  10. https://www.abc.net.au/news/2019-04-12/rba-reserve-bank-negative-equity-falling-property-prices/10997044 'The RBA was also concerned that "substantially larger price falls would see a large share of households' housing equity eroded or even turn negative". The central bank said the incidence of negative equity in Australia remains low, with just over 2 per cent of Australian borrowers in that situation. The highest rates of negative equity currently are found in Western Australia, Queensland and the Northern Territory, following the wind-back of the mining boom, the bank said.'
  11. Farage was a top down leader who never appreciated his grass roots.Whilst the public and many within the party may have liked him,he was a poor party organiser,who left us with a second tier that was devoid of decent leaders when he left. On a grass roots level,he really wasn't great and like the Tories,often allowed London centric politics to dominate.He never seemed to allow strong personalities alongside him to share the spotlight. Bit harsh on Diane. I'm not sure Nigel was as popular internally as he was externally.See above.I think he'll end up a Tory Lord. Ukip is headed in a different direction now I think.

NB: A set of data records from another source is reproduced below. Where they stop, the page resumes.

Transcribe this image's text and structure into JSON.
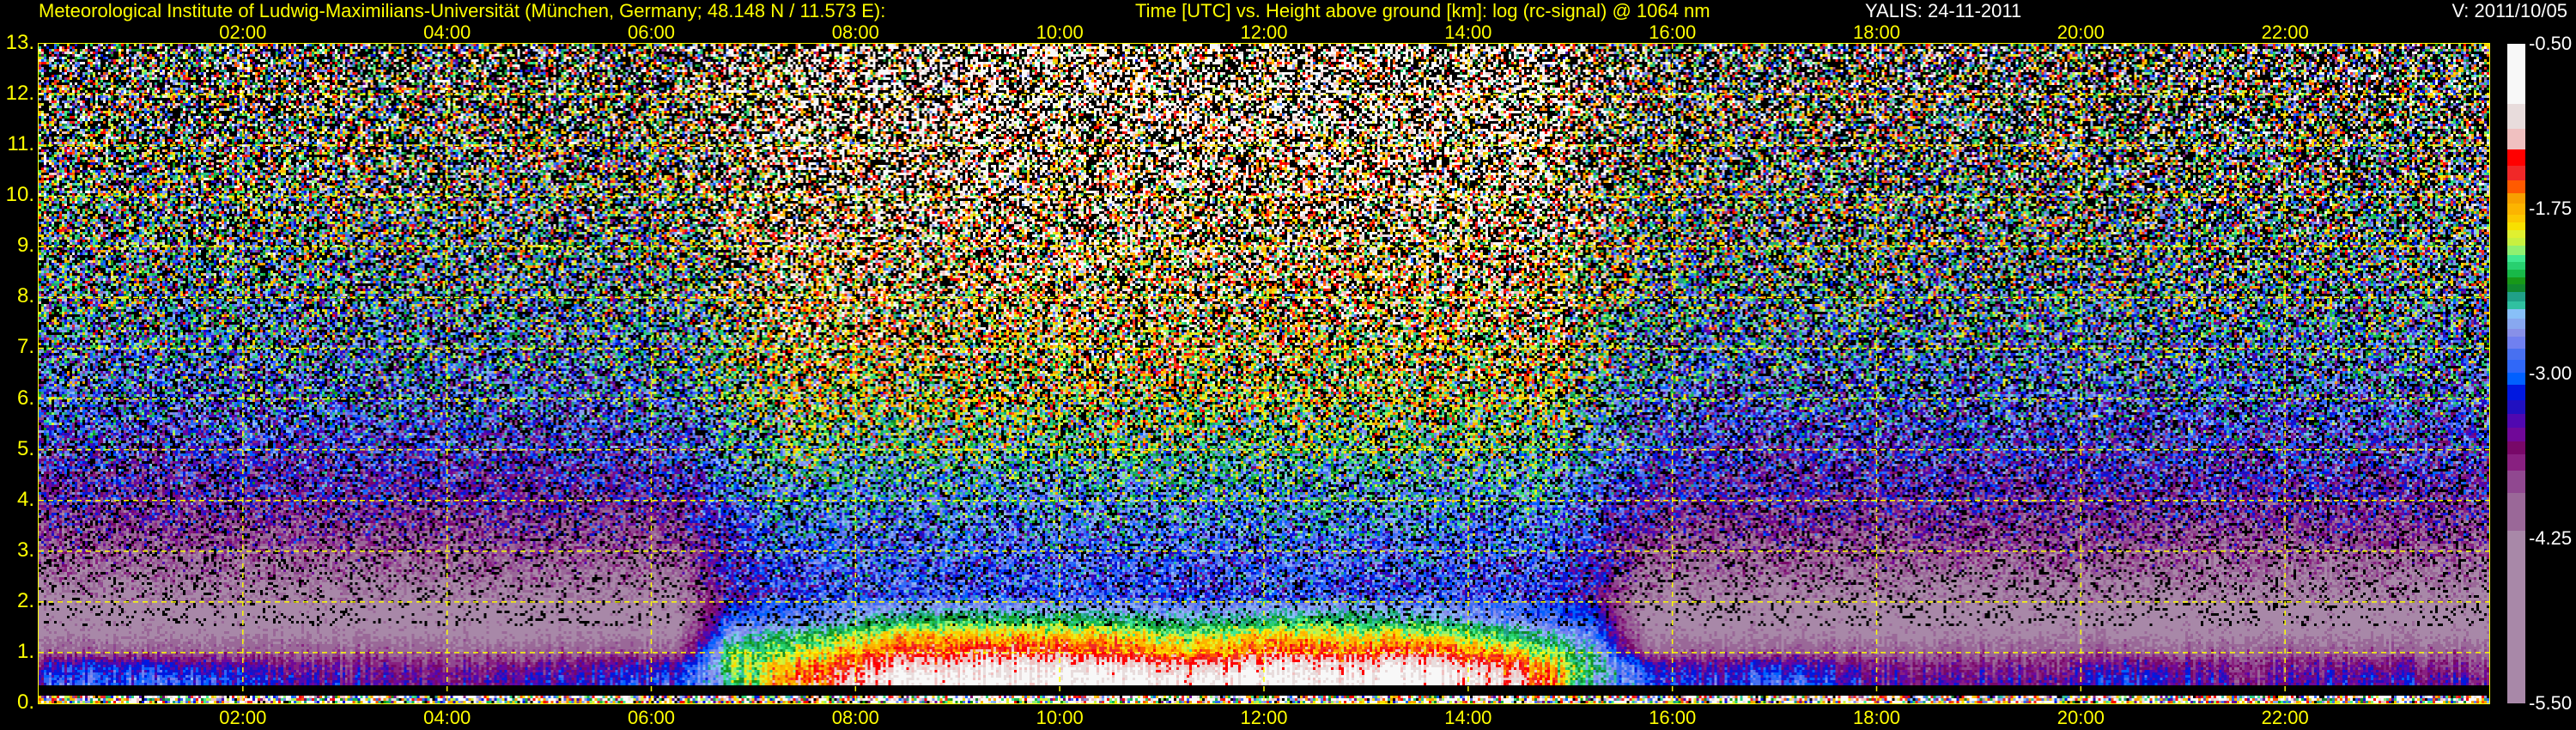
{
  "header": {
    "institute": "Meteorological Institute of Ludwig-Maximilians-Universität (München, Germany; 48.148 N / 11.573 E):",
    "description": "Time [UTC] vs. Height above ground [km]: log (rc-signal) @ 1064 nm",
    "instrument_date": "YALIS: 24-11-2011",
    "version": "V: 2011/10/05"
  },
  "colors": {
    "axis": "#ffff00",
    "grid": "#ffff00",
    "background": "#000000",
    "header_white": "#ffffff"
  },
  "chart_data": {
    "type": "heatmap",
    "title": "Time [UTC] vs. Height above ground [km]: log (rc-signal) @ 1064 nm",
    "xlabel": "Time [UTC]",
    "ylabel": "Height above ground [km]",
    "xlim_h": [
      0,
      24
    ],
    "ylim_km": [
      0,
      13
    ],
    "grid": true,
    "xticks": [
      {
        "value": 2,
        "label": "02:00"
      },
      {
        "value": 4,
        "label": "04:00"
      },
      {
        "value": 6,
        "label": "06:00"
      },
      {
        "value": 8,
        "label": "08:00"
      },
      {
        "value": 10,
        "label": "10:00"
      },
      {
        "value": 12,
        "label": "12:00"
      },
      {
        "value": 14,
        "label": "14:00"
      },
      {
        "value": 16,
        "label": "16:00"
      },
      {
        "value": 18,
        "label": "18:00"
      },
      {
        "value": 20,
        "label": "20:00"
      },
      {
        "value": 22,
        "label": "22:00"
      }
    ],
    "yticks": [
      {
        "value": 0,
        "label": "0."
      },
      {
        "value": 1,
        "label": "1."
      },
      {
        "value": 2,
        "label": "2."
      },
      {
        "value": 3,
        "label": "3."
      },
      {
        "value": 4,
        "label": "4."
      },
      {
        "value": 5,
        "label": "5."
      },
      {
        "value": 6,
        "label": "6."
      },
      {
        "value": 7,
        "label": "7."
      },
      {
        "value": 8,
        "label": "8."
      },
      {
        "value": 9,
        "label": "9."
      },
      {
        "value": 10,
        "label": "10."
      },
      {
        "value": 11,
        "label": "11."
      },
      {
        "value": 12,
        "label": "12."
      },
      {
        "value": 13,
        "label": "13."
      }
    ],
    "colorbar": {
      "range": [
        -5.5,
        -0.5
      ],
      "ticks": [
        {
          "value": -0.5,
          "label": "-0.50"
        },
        {
          "value": -1.75,
          "label": "-1.75"
        },
        {
          "value": -3.0,
          "label": "-3.00"
        },
        {
          "value": -4.25,
          "label": "-4.25"
        },
        {
          "value": -5.5,
          "label": "-5.50"
        }
      ],
      "segments": [
        [
          -5.5,
          "#a888a8"
        ],
        [
          -4.19,
          "#9a6898"
        ],
        [
          -3.9,
          "#904890"
        ],
        [
          -3.73,
          "#882080"
        ],
        [
          -3.61,
          "#780868"
        ],
        [
          -3.51,
          "#700898"
        ],
        [
          -3.41,
          "#5008b0"
        ],
        [
          -3.3,
          "#2010c0"
        ],
        [
          -3.2,
          "#0018e0"
        ],
        [
          -3.08,
          "#0060ff"
        ],
        [
          -2.99,
          "#3068f8"
        ],
        [
          -2.89,
          "#4870f0"
        ],
        [
          -2.81,
          "#7080f0"
        ],
        [
          -2.72,
          "#8890e8"
        ],
        [
          -2.66,
          "#88a8f0"
        ],
        [
          -2.58,
          "#88c0f8"
        ],
        [
          -2.51,
          "#30c0a0"
        ],
        [
          -2.45,
          "#20a088"
        ],
        [
          -2.38,
          "#108830"
        ],
        [
          -2.32,
          "#189818"
        ],
        [
          -2.27,
          "#18b848"
        ],
        [
          -2.21,
          "#28d070"
        ],
        [
          -2.15,
          "#40e890"
        ],
        [
          -2.1,
          "#90f070"
        ],
        [
          -2.03,
          "#c8f040"
        ],
        [
          -1.97,
          "#e0f030"
        ],
        [
          -1.91,
          "#f8e000"
        ],
        [
          -1.85,
          "#fcc800"
        ],
        [
          -1.79,
          "#fcb400"
        ],
        [
          -1.71,
          "#f8a000"
        ],
        [
          -1.63,
          "#ff5a00"
        ],
        [
          -1.53,
          "#f02828"
        ],
        [
          -1.42,
          "#ff0000"
        ],
        [
          -1.3,
          "#f0c0c0"
        ],
        [
          -1.14,
          "#e8dcdc"
        ],
        [
          -0.95,
          "#f8f8f8"
        ]
      ]
    },
    "time_start_h": 0,
    "time_step_h": 0.5,
    "height_bins_km": [
      [
        0,
        0.13
      ],
      [
        0.13,
        0.37
      ],
      [
        0.37,
        0.6
      ],
      [
        0.6,
        0.9
      ],
      [
        0.9,
        1.2
      ],
      [
        1.2,
        1.5
      ],
      [
        1.5,
        1.8
      ],
      [
        1.8,
        2.5
      ],
      [
        2.5,
        3.5
      ],
      [
        3.5,
        5
      ],
      [
        5,
        7
      ],
      [
        7,
        9
      ],
      [
        9,
        11
      ],
      [
        11,
        13
      ]
    ],
    "values": [
      [
        -1.6,
        -1.6,
        -1.6,
        -1.6,
        -1.6,
        -1.6,
        -1.6,
        -1.6,
        -1.6,
        -1.6,
        -1.6,
        -1.6,
        -1.6,
        -1.6,
        -1.5,
        -1.5,
        -1.4,
        -1.4,
        -1.4,
        -1.5,
        -1.5,
        -1.4,
        -1.5,
        -1.5,
        -1.5,
        -1.5,
        -1.4,
        -1.5,
        -1.5,
        -1.6,
        -1.6,
        -1.6,
        -1.6,
        -1.6,
        -1.6,
        -1.6,
        -1.6,
        -1.6,
        -1.6,
        -1.6,
        -1.6,
        -1.6,
        -1.6,
        -1.6,
        -1.6,
        -1.6,
        -1.6,
        -1.6
      ],
      [
        null,
        null,
        null,
        null,
        null,
        null,
        null,
        null,
        null,
        null,
        null,
        null,
        null,
        null,
        null,
        null,
        null,
        null,
        null,
        null,
        null,
        null,
        null,
        null,
        null,
        null,
        null,
        null,
        null,
        null,
        null,
        null,
        null,
        null,
        null,
        null,
        null,
        null,
        null,
        null,
        null,
        null,
        null,
        null,
        null,
        null,
        null,
        null
      ],
      [
        -3.0,
        -3.0,
        -3.0,
        -3.1,
        -3.3,
        -3.4,
        -3.5,
        -3.5,
        -3.4,
        -3.3,
        -3.3,
        -3.2,
        -3.1,
        -2.4,
        -1.6,
        -1.4,
        -1.0,
        -0.9,
        -0.8,
        -0.8,
        -0.7,
        -0.8,
        -1.0,
        -0.8,
        -0.8,
        -0.9,
        -0.8,
        -0.9,
        -1.1,
        -1.5,
        -2.6,
        -3.0,
        -3.2,
        -3.1,
        -3.0,
        -3.3,
        -3.4,
        -3.5,
        -3.4,
        -3.6,
        -3.3,
        -3.1,
        -3.4,
        -3.6,
        -3.4,
        -3.3,
        -3.4,
        -3.5
      ],
      [
        -3.3,
        -3.2,
        -3.3,
        -3.4,
        -3.5,
        -3.6,
        -3.6,
        -3.6,
        -3.6,
        -3.5,
        -3.5,
        -3.4,
        -3.3,
        -2.2,
        -1.8,
        -1.6,
        -1.2,
        -1.1,
        -1.0,
        -1.0,
        -1.0,
        -1.1,
        -1.3,
        -1.1,
        -1.0,
        -1.1,
        -1.0,
        -1.1,
        -1.3,
        -1.7,
        -2.4,
        -3.2,
        -3.4,
        -3.3,
        -3.3,
        -3.5,
        -3.6,
        -3.7,
        -3.6,
        -3.7,
        -3.5,
        -3.4,
        -3.6,
        -3.7,
        -3.6,
        -3.5,
        -3.6,
        -3.7
      ],
      [
        -4.0,
        -4.0,
        -4.0,
        -4.0,
        -4.0,
        -4.0,
        -4.0,
        -4.0,
        -4.0,
        -4.0,
        -4.0,
        -4.0,
        -4.0,
        -2.3,
        -2.1,
        -1.9,
        -1.6,
        -1.5,
        -1.4,
        -1.4,
        -1.5,
        -1.6,
        -1.8,
        -1.6,
        -1.5,
        -1.6,
        -1.5,
        -1.6,
        -1.8,
        -2.1,
        -2.6,
        -4.0,
        -4.0,
        -4.0,
        -4.0,
        -4.0,
        -4.0,
        -4.0,
        -4.0,
        -4.0,
        -4.0,
        -4.0,
        -4.0,
        -4.0,
        -4.0,
        -4.0,
        -4.0,
        -4.0
      ],
      [
        -4.3,
        -4.3,
        -4.3,
        -4.3,
        -4.3,
        -4.3,
        -4.3,
        -4.3,
        -4.3,
        -4.3,
        -4.3,
        -4.3,
        -4.3,
        -2.7,
        -2.4,
        -2.2,
        -1.9,
        -1.8,
        -1.8,
        -1.8,
        -1.8,
        -1.9,
        -2.1,
        -1.9,
        -1.8,
        -1.9,
        -1.9,
        -2.0,
        -2.2,
        -2.5,
        -2.9,
        -4.3,
        -4.3,
        -4.3,
        -4.3,
        -4.3,
        -4.3,
        -4.3,
        -4.3,
        -4.3,
        -4.3,
        -4.3,
        -4.3,
        -4.3,
        -4.3,
        -4.3,
        -4.3,
        -4.3
      ],
      [
        -4.4,
        -4.4,
        -4.4,
        -4.4,
        -4.4,
        -4.4,
        -4.4,
        -4.4,
        -4.4,
        -4.4,
        -4.4,
        -4.4,
        -4.4,
        -3.0,
        -2.8,
        -2.7,
        -2.4,
        -2.3,
        -2.3,
        -2.3,
        -2.3,
        -2.4,
        -2.5,
        -2.4,
        -2.3,
        -2.3,
        -2.4,
        -2.5,
        -2.7,
        -2.9,
        -3.1,
        -4.4,
        -4.4,
        -4.4,
        -4.4,
        -4.4,
        -4.4,
        -4.4,
        -4.4,
        -4.4,
        -4.4,
        -4.4,
        -4.4,
        -4.4,
        -4.4,
        -4.4,
        -4.4,
        -4.4
      ],
      [
        -4.3,
        -4.3,
        -4.3,
        -4.3,
        -4.3,
        -4.3,
        -4.3,
        -4.3,
        -4.3,
        -4.3,
        -4.3,
        -4.3,
        -4.3,
        -3.4,
        -3.1,
        -3.0,
        -3.0,
        -3.0,
        -3.0,
        -3.0,
        -3.0,
        -3.0,
        -3.1,
        -3.0,
        -3.0,
        -3.0,
        -3.0,
        -3.0,
        -3.1,
        -3.1,
        -3.4,
        -4.3,
        -4.3,
        -4.3,
        -4.3,
        -4.3,
        -4.3,
        -4.3,
        -4.3,
        -4.3,
        -4.3,
        -4.3,
        -4.3,
        -4.3,
        -4.3,
        -4.3,
        -4.3,
        -4.3
      ],
      [
        -3.9,
        -3.9,
        -3.9,
        -3.9,
        -3.9,
        -3.9,
        -3.9,
        -3.9,
        -3.9,
        -3.9,
        -3.9,
        -3.9,
        -3.9,
        -3.2,
        -2.9,
        -2.9,
        -2.9,
        -2.9,
        -2.9,
        -2.9,
        -2.9,
        -2.9,
        -2.9,
        -2.9,
        -2.9,
        -2.9,
        -2.9,
        -2.9,
        -2.9,
        -2.9,
        -3.2,
        -3.9,
        -3.9,
        -3.9,
        -3.9,
        -3.9,
        -3.9,
        -3.9,
        -3.9,
        -3.9,
        -3.9,
        -3.9,
        -3.9,
        -3.9,
        -3.9,
        -3.9,
        -3.9,
        -3.9
      ],
      [
        -3.4,
        -3.4,
        -3.4,
        -3.4,
        -3.4,
        -3.4,
        -3.4,
        -3.4,
        -3.4,
        -3.4,
        -3.4,
        -3.4,
        -3.3,
        -2.9,
        -2.6,
        -2.6,
        -2.6,
        -2.6,
        -2.6,
        -2.6,
        -2.6,
        -2.6,
        -2.6,
        -2.6,
        -2.6,
        -2.6,
        -2.6,
        -2.6,
        -2.6,
        -2.6,
        -2.9,
        -3.3,
        -3.4,
        -3.4,
        -3.4,
        -3.4,
        -3.4,
        -3.4,
        -3.4,
        -3.4,
        -3.4,
        -3.4,
        -3.4,
        -3.4,
        -3.4,
        -3.4,
        -3.4,
        -3.4
      ],
      [
        -2.9,
        -2.9,
        -2.9,
        -2.9,
        -2.9,
        -2.9,
        -2.9,
        -2.9,
        -2.9,
        -2.9,
        -2.9,
        -2.9,
        -2.8,
        -2.4,
        -2.0,
        -2.0,
        -2.0,
        -2.0,
        -2.0,
        -2.0,
        -2.0,
        -2.0,
        -2.0,
        -2.0,
        -2.0,
        -2.0,
        -2.0,
        -2.0,
        -2.0,
        -2.0,
        -2.4,
        -2.8,
        -2.9,
        -2.9,
        -2.9,
        -2.9,
        -2.9,
        -2.9,
        -2.9,
        -2.9,
        -2.9,
        -2.9,
        -2.9,
        -2.9,
        -2.9,
        -2.9,
        -2.9,
        -2.9
      ],
      [
        -2.5,
        -2.5,
        -2.5,
        -2.5,
        -2.5,
        -2.5,
        -2.5,
        -2.5,
        -2.5,
        -2.5,
        -2.5,
        -2.5,
        -2.4,
        -2.0,
        -1.6,
        -1.6,
        -1.6,
        -1.6,
        -1.6,
        -1.6,
        -1.6,
        -1.6,
        -1.6,
        -1.6,
        -1.6,
        -1.6,
        -1.6,
        -1.6,
        -1.6,
        -1.6,
        -2.0,
        -2.4,
        -2.5,
        -2.5,
        -2.5,
        -2.5,
        -2.5,
        -2.5,
        -2.5,
        -2.5,
        -2.5,
        -2.5,
        -2.5,
        -2.5,
        -2.5,
        -2.5,
        -2.5,
        -2.5
      ],
      [
        -2.2,
        -2.2,
        -2.2,
        -2.2,
        -2.2,
        -2.2,
        -2.2,
        -2.2,
        -2.2,
        -2.2,
        -2.2,
        -2.2,
        -2.1,
        -1.7,
        -1.3,
        -1.3,
        -1.3,
        -1.3,
        -1.3,
        -1.3,
        -1.3,
        -1.3,
        -1.3,
        -1.3,
        -1.3,
        -1.3,
        -1.3,
        -1.3,
        -1.3,
        -1.3,
        -1.8,
        -2.1,
        -2.2,
        -2.2,
        -2.2,
        -2.2,
        -2.2,
        -2.2,
        -2.2,
        -2.2,
        -2.2,
        -2.2,
        -2.2,
        -2.2,
        -2.2,
        -2.2,
        -2.2,
        -2.2
      ],
      [
        -2.0,
        -2.0,
        -2.0,
        -2.0,
        -2.0,
        -2.0,
        -2.0,
        -2.0,
        -2.0,
        -2.0,
        -2.0,
        -2.0,
        -1.9,
        -1.4,
        -0.9,
        -0.9,
        -0.9,
        -0.9,
        -0.9,
        -0.9,
        -0.9,
        -0.9,
        -0.9,
        -0.9,
        -0.9,
        -0.9,
        -0.9,
        -0.9,
        -0.9,
        -0.9,
        -1.5,
        -1.9,
        -2.0,
        -2.0,
        -2.0,
        -2.0,
        -2.0,
        -2.0,
        -2.0,
        -2.0,
        -2.0,
        -2.0,
        -2.0,
        -2.0,
        -2.0,
        -2.0,
        -2.0,
        -2.0
      ]
    ]
  }
}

Agreed on the last bit.Nigel thinks the grass roots will follow him over from Ukip.From what I can see the capable organisers are staying put.Ukip is short of money though
  12. too funny... small majority.even I'd vote for Corbyn to oust her. too funny. cheerio Dom.
  13. Not sure that's how these opinion testers works....one way feedback is one way feedback for a reason
  14. This needs assessing on it's own thread imho ....explains why the MSM and the political class are in complete denial.Set up a completely unreliable petition and then use it to set policy. 'you can't ignore the 6 million people who signed the petition to revoke article 50....' well maybe except the hundreds of thousands who signed it twice,signed it depsite being foreign citizens, signed it depsite being aged two years old(Baby Zanu Bob did it as an acto of rebellion) 'the 1 million people who marched for a People's vote.....'... well except maybe the 850,000 who weren't actually there.It turns out that turn out was monitored by Baldrick et al and not the Police,who's estimates are norm ally reliable.
  15. having said that,Stella is a blessing compared to Liz Kendall who I beleive usurped Diane Abbott....